EXERCISE GOAL:
Every line of the following records that includes "amount" should be copied.

TASK INPUT:
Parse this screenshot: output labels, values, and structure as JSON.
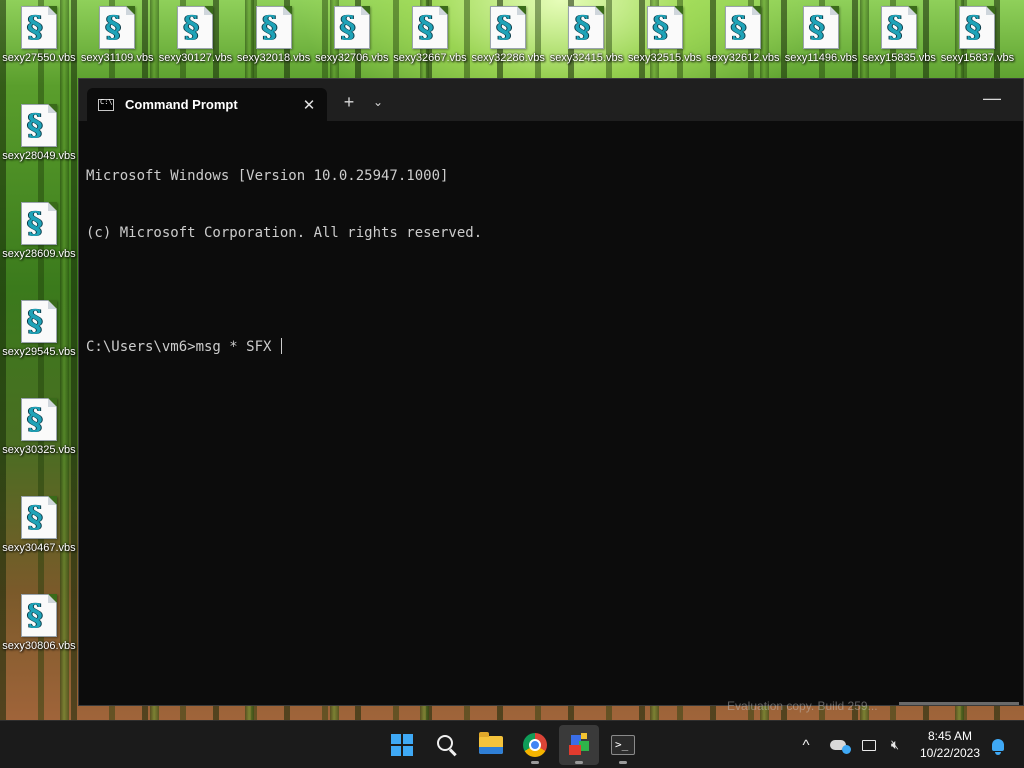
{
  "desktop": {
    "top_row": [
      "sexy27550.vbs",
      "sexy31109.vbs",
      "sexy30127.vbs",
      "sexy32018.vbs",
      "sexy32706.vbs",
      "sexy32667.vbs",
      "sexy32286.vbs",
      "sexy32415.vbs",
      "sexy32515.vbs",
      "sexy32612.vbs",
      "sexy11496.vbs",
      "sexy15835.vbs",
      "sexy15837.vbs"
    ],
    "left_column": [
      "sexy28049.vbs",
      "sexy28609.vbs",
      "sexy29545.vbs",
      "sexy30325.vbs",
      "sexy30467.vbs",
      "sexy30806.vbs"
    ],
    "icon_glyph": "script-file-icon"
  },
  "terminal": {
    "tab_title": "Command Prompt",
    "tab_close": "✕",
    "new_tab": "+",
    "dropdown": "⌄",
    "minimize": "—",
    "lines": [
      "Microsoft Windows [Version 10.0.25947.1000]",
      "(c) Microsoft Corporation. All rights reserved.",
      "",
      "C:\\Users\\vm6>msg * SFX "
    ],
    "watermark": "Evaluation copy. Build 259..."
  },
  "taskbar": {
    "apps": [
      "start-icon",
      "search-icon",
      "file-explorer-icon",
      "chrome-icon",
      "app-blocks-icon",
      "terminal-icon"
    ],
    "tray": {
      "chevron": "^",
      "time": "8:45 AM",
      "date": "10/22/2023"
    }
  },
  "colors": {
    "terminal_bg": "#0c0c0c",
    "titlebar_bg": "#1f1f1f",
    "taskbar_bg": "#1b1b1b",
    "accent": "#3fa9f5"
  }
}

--

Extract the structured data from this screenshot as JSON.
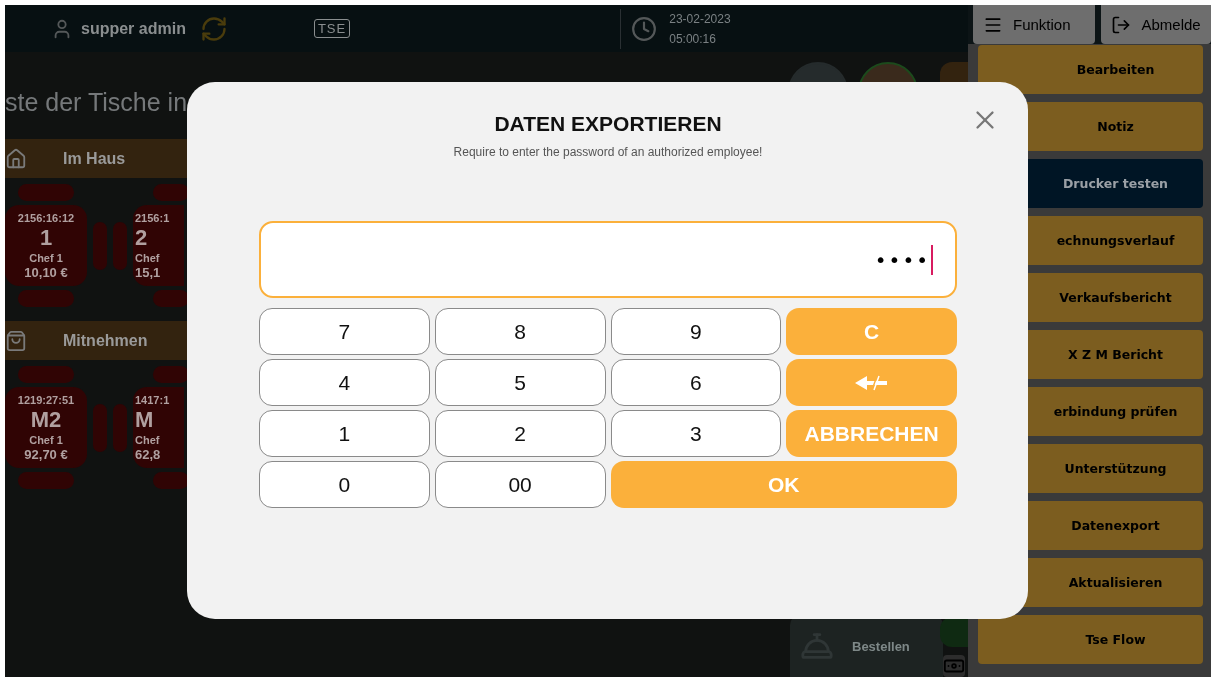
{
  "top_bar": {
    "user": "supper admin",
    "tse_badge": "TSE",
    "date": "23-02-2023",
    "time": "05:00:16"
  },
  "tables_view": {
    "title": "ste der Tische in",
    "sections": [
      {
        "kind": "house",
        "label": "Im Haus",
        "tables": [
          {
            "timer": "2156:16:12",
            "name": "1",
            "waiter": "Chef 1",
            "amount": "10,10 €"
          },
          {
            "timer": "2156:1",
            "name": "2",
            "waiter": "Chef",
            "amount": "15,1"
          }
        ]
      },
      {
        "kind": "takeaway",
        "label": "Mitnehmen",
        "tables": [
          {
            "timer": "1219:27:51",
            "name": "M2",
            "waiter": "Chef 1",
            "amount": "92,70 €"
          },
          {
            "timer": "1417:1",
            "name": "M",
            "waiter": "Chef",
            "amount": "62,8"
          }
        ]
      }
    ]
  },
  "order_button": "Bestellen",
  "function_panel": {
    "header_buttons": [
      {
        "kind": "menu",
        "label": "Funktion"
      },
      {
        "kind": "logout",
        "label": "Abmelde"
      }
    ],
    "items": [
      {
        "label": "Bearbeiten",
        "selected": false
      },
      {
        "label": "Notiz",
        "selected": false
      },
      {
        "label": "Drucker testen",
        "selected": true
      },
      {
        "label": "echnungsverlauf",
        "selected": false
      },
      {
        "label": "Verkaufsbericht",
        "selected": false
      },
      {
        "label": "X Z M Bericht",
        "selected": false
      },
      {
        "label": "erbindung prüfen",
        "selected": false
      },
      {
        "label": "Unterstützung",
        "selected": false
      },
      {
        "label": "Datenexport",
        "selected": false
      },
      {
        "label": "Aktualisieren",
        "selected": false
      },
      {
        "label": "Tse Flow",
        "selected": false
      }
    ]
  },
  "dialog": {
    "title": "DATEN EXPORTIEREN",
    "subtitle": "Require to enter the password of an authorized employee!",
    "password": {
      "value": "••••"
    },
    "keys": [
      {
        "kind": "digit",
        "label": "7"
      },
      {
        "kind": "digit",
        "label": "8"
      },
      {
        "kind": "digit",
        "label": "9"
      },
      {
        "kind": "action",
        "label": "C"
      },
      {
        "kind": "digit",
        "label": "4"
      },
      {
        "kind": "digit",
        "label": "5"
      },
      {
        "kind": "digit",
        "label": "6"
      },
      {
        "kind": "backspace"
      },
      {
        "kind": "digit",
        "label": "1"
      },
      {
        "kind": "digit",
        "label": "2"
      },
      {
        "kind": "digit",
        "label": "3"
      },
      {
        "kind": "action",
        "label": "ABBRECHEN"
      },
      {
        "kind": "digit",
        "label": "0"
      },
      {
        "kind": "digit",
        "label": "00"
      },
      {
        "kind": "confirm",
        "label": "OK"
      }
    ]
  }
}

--

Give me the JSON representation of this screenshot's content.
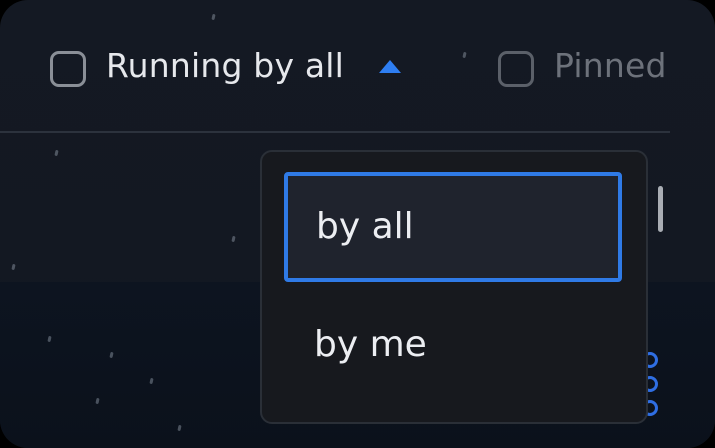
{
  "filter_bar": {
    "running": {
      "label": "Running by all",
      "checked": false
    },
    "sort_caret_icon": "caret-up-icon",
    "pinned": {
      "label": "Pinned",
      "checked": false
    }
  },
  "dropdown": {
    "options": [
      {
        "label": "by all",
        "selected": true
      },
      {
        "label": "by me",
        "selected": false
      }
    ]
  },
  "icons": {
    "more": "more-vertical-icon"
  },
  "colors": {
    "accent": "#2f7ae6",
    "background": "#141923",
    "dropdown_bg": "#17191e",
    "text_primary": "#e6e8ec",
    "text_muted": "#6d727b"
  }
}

OUTPUT FOR THIS EXERCISE:
            "amount": "10,10 €"
            "amount": "15,1"
            "amount": "92,70 €"
            "amount": "62,8"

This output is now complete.